My time remaining here officially has expiration date. As of yesterday, I’ll leaving my beloved Ulan-Ude on June 24. That gives me 112 whole days to do all there is to do. Or just 112 days, depending on how you look at it.
The new finiteness of my time here really gets the make-the-most-of-it juices flowing. It seems to give my life new momentum, direction. Just as I’m starting to feel the tug of Purpose and the Future for the first time in a while, time is starting to escape me almost before I’m aware it exists. Now that I’ve envisioned a sort of pathway for myself, I’m hurtling down it full-speed, machete in hand.
Near on the horizon are my upcoming birthday (which I intend to make a big deal of) and International Women’s Day (which is already a big deal). Maslenitsa is coming and I look forward to a solid week of copious pancake ingestion. Then before I know it, it will be St. Patty’s day and then “Catholic” Easter—and as quite possibly the only person of Irish descent and Catholic person in town, it’s up to me to represent.
April’s still pretty fuzzy, but it’s bound to fill up. I’ve had allusions to promises of ice fishing on Baikal, but I won’t hold my breath. The thing about spring here is that, once it’s here, everyone turns a blind eye to winter. Everyone expects it to instantly warm up for good. Four days into the official season, I’ve already heard complaints that this is a “cold spring.” Though we haven’t quite made it above freezing yet, I’ve been promised that the snow and ice that has accumulated since mid-October will disappear by tomorrow. And, to take the cake, despite piles of completely un-melted snow, this weekend I was told that I couldn’t go skiing because “all the snow is gone.” I’ve always been a Spring Skeptic, not trusting this season and its fickle warmth, but I find this stubborn spring optimism quite refreshing—not to mention amusing.
So then it will be May. There are a number of major holidays in early May, and I’d like very much to take advantage and get out to Vladivostok if I can. Then, at the end of May, I have a trip to Beijing in the works! China, here I come!!!
Suddenly, it’s June. After classes end, I’ll make one last visit to Baikal (Olkhon?
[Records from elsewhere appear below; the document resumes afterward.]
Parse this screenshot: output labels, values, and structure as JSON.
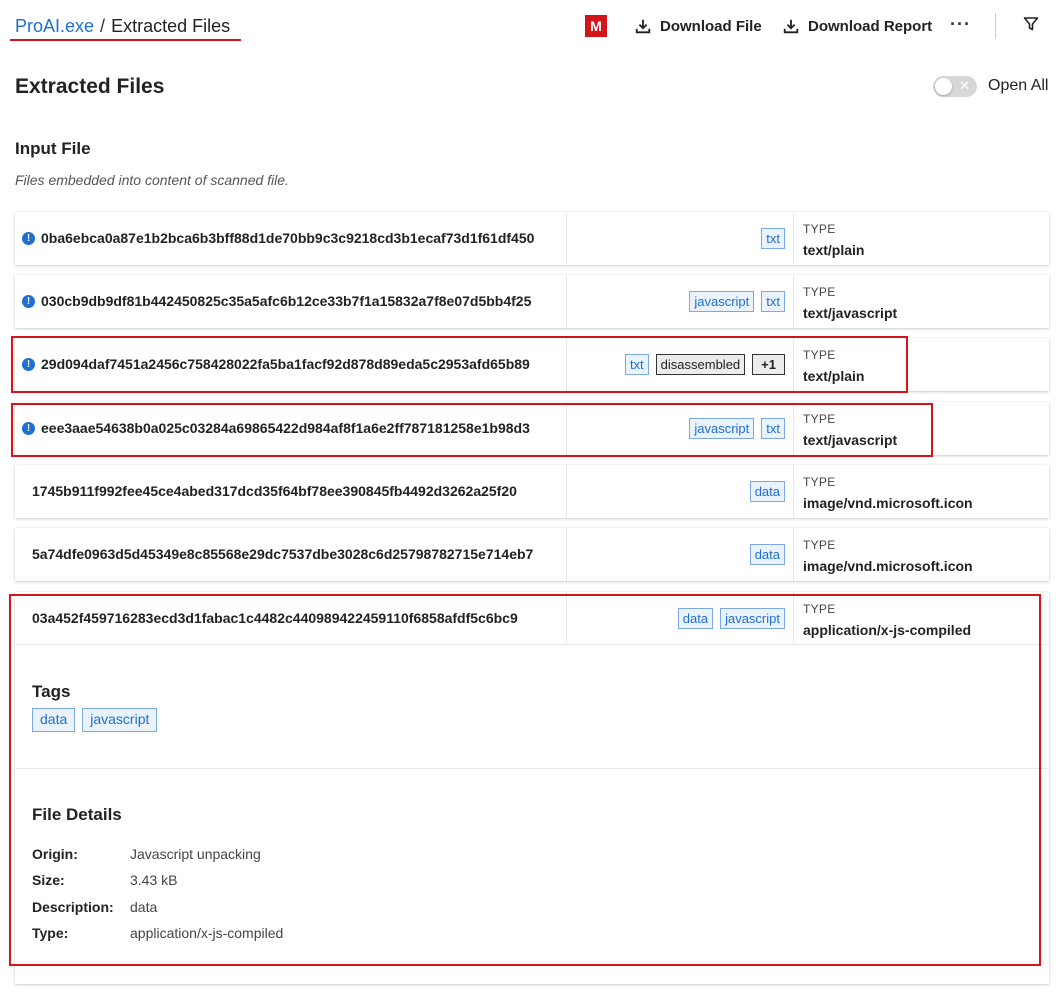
{
  "breadcrumb": {
    "link": "ProAI.exe",
    "separator": "/",
    "current": "Extracted Files"
  },
  "header": {
    "badge": "M",
    "download_file": "Download File",
    "download_report": "Download Report",
    "more": "···",
    "accent": "#d4141c"
  },
  "page": {
    "title": "Extracted Files",
    "open_all": "Open All",
    "open_all_on": false
  },
  "section": {
    "title": "Input File",
    "subtitle": "Files embedded into content of scanned file."
  },
  "type_label": "TYPE",
  "rows": [
    {
      "hash": "0ba6ebca0a87e1b2bca6b3bff88d1de70bb9c3c9218cd3b1ecaf73d1f61df450",
      "tags": [
        "txt"
      ],
      "type": "text/plain",
      "info": true
    },
    {
      "hash": "030cb9db9df81b442450825c35a5afc6b12ce33b7f1a15832a7f8e07d5bb4f25",
      "tags": [
        "javascript",
        "txt"
      ],
      "type": "text/javascript",
      "info": true
    },
    {
      "hash": "29d094daf7451a2456c758428022fa5ba1facf92d878d89eda5c2953afd65b89",
      "tags": [
        "txt",
        "disassembled",
        "+1"
      ],
      "type": "text/plain",
      "info": true
    },
    {
      "hash": "eee3aae54638b0a025c03284a69865422d984af8f1a6e2ff787181258e1b98d3",
      "tags": [
        "javascript",
        "txt"
      ],
      "type": "text/javascript",
      "info": true
    },
    {
      "hash": "1745b911f992fee45ce4abed317dcd35f64bf78ee390845fb4492d3262a25f20",
      "tags": [
        "data"
      ],
      "type": "image/vnd.microsoft.icon",
      "info": false
    },
    {
      "hash": "5a74dfe0963d5d45349e8c85568e29dc7537dbe3028c6d25798782715e714eb7",
      "tags": [
        "data"
      ],
      "type": "image/vnd.microsoft.icon",
      "info": false
    }
  ],
  "expanded": {
    "hash": "03a452f459716283ecd3d1fabac1c4482c440989422459110f6858afdf5c6bc9",
    "tags": [
      "data",
      "javascript"
    ],
    "type": "application/x-js-compiled",
    "tags_title": "Tags",
    "details_title": "File Details",
    "details": [
      {
        "key": "Origin:",
        "value": "Javascript unpacking"
      },
      {
        "key": "Size:",
        "value": "3.43 kB"
      },
      {
        "key": "Description:",
        "value": "data"
      },
      {
        "key": "Type:",
        "value": "application/x-js-compiled"
      }
    ]
  }
}
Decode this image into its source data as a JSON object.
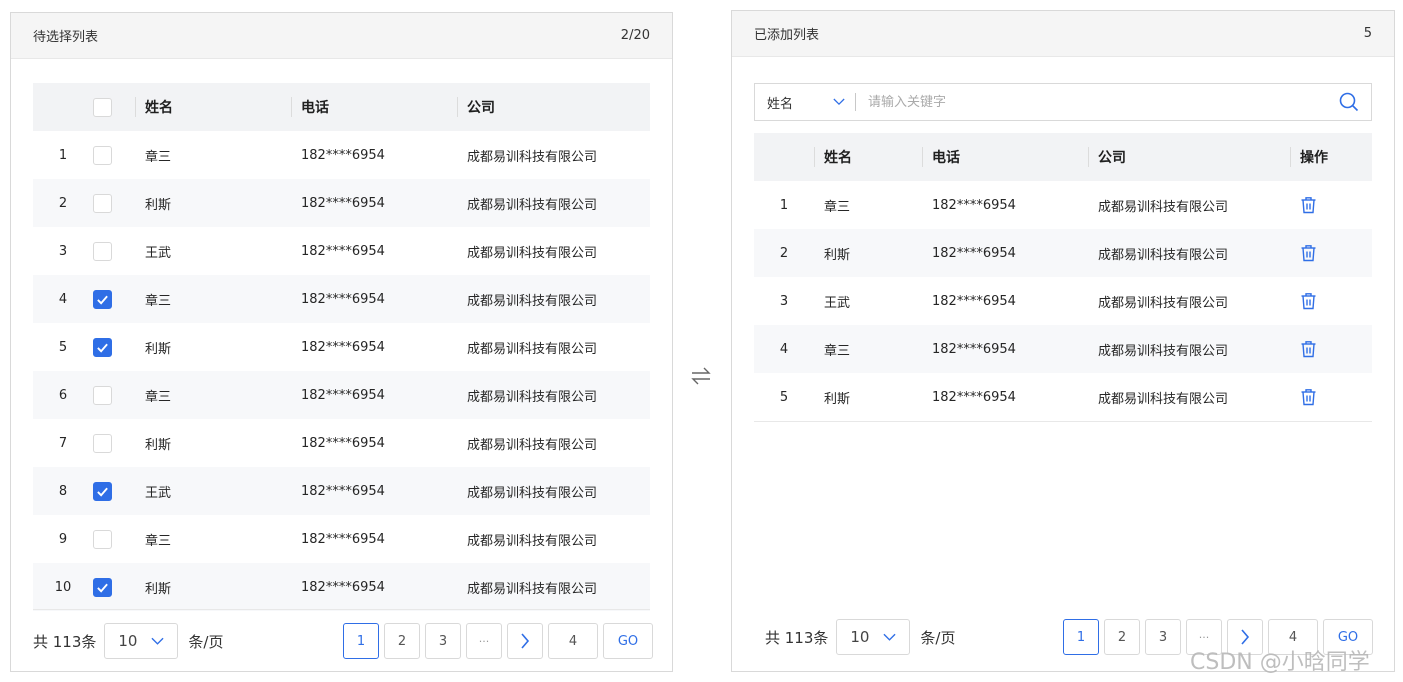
{
  "left": {
    "title": "待选择列表",
    "count": "2/20",
    "headers": {
      "name": "姓名",
      "phone": "电话",
      "company": "公司"
    },
    "rows": [
      {
        "idx": "1",
        "checked": false,
        "name": "章三",
        "phone": "182****6954",
        "company": "成都易训科技有限公司"
      },
      {
        "idx": "2",
        "checked": false,
        "name": "利斯",
        "phone": "182****6954",
        "company": "成都易训科技有限公司"
      },
      {
        "idx": "3",
        "checked": false,
        "name": "王武",
        "phone": "182****6954",
        "company": "成都易训科技有限公司"
      },
      {
        "idx": "4",
        "checked": true,
        "name": "章三",
        "phone": "182****6954",
        "company": "成都易训科技有限公司"
      },
      {
        "idx": "5",
        "checked": true,
        "name": "利斯",
        "phone": "182****6954",
        "company": "成都易训科技有限公司"
      },
      {
        "idx": "6",
        "checked": false,
        "name": "章三",
        "phone": "182****6954",
        "company": "成都易训科技有限公司"
      },
      {
        "idx": "7",
        "checked": false,
        "name": "利斯",
        "phone": "182****6954",
        "company": "成都易训科技有限公司"
      },
      {
        "idx": "8",
        "checked": true,
        "name": "王武",
        "phone": "182****6954",
        "company": "成都易训科技有限公司"
      },
      {
        "idx": "9",
        "checked": false,
        "name": "章三",
        "phone": "182****6954",
        "company": "成都易训科技有限公司"
      },
      {
        "idx": "10",
        "checked": true,
        "name": "利斯",
        "phone": "182****6954",
        "company": "成都易训科技有限公司"
      }
    ],
    "pager": {
      "total": "共 113条",
      "page_size": "10",
      "per_page": "条/页",
      "pages": [
        "1",
        "2",
        "3",
        "···"
      ],
      "last": "4",
      "go": "GO",
      "active": "1"
    }
  },
  "right": {
    "title": "已添加列表",
    "count": "5",
    "search": {
      "field": "姓名",
      "placeholder": "请输入关键字"
    },
    "headers": {
      "name": "姓名",
      "phone": "电话",
      "company": "公司",
      "action": "操作"
    },
    "rows": [
      {
        "idx": "1",
        "name": "章三",
        "phone": "182****6954",
        "company": "成都易训科技有限公司"
      },
      {
        "idx": "2",
        "name": "利斯",
        "phone": "182****6954",
        "company": "成都易训科技有限公司"
      },
      {
        "idx": "3",
        "name": "王武",
        "phone": "182****6954",
        "company": "成都易训科技有限公司"
      },
      {
        "idx": "4",
        "name": "章三",
        "phone": "182****6954",
        "company": "成都易训科技有限公司"
      },
      {
        "idx": "5",
        "name": "利斯",
        "phone": "182****6954",
        "company": "成都易训科技有限公司"
      }
    ],
    "pager": {
      "total": "共 113条",
      "page_size": "10",
      "per_page": "条/页",
      "pages": [
        "1",
        "2",
        "3",
        "···"
      ],
      "last": "4",
      "go": "GO",
      "active": "1"
    }
  },
  "colors": {
    "accent": "#2f6ee6",
    "header_bg": "#f5f5f5",
    "row_alt": "#f7f8fa"
  },
  "watermark": "CSDN @小晗同学"
}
That’s a must see, whenever I go!). And then I’ve been invited to visit my colleague’s village Baragkhan—which brings me to this week’s highlight: the Baragkhan Zemlyachestvo (narrowly beating out ketchup-pizza from Pizza Shuttle, a “beer-o’-clock” sign in an Irish pub, and trying to convince my students that Jim Carrey didn’t make “I Believe I Can Fly” famous). This was billed to me as a concert, but don’t let that fool you. “Zemlyachestvo” is a word used to describe a gathering of a group of people from the same homeland—a village reunion, if you will.
It had all the makings of a concert, of course. Dozens of performances of Buryat songs and dances, comedy skits, and speeches by important village leaders. There was even holy water, home-made jam, milk, and grain for sale from Baragkhan. The only trouble was that—unlike all other events in this city—it was conducted entirely in Buryat, so I didn’t understand a thing. The songs were pretty but meaningless (I became fixated on one of the singer’s gold teeth, glinting humorously in the stage lighting). The seven lengthy speeches dragged on and on (all I could understand were the many wishes for a happy new year and the occasional Russian code-switching teaser-clause thrown in to shake things up). And the skits had the audience in stitches, roaring with laughter, but I couldn’t grasp more than the basic premise. It was like being in a foreign country.
The whole evening, I had the uncomfortable impression that I was a sore thumb, and this was far from an illusion. It was a full-house, and not only was I the only non-Buryat person present, I was also the only person without any real connection to this particular village. One glance, and anyone could tell I didn’t belong. The impostor feeling was exacerbated when my colleague, who in real life speaks mainly Russian to me these days, decided to deviate from this norm by introducing me to everyone—all her relatives, friends, and neighbors—in English. The stream of unnecessary “this is my classmate” or “this is my uncle” created the impression that I don’t understand any Russian, which just added to my sense of isolation and un-belonging.
But if spending a year abroad is about anything, it’s about persevering and pushing through the feelings of awkwardness and misfit-osity, facing your fears, learning all you can, and soaking up these new and unfamiliar experiences like the brilliant spring sun. This was one of those once-in-a-lifetime opportunities and, even with the awkwardness, I’m really glad I was there.
In any case, that brings me back to where I began: a 36-hour journey home at the end of June.
But I’m getting ahead of myself. In any case, I guess what I’m trying to say is that time really does fly. So hold on tight!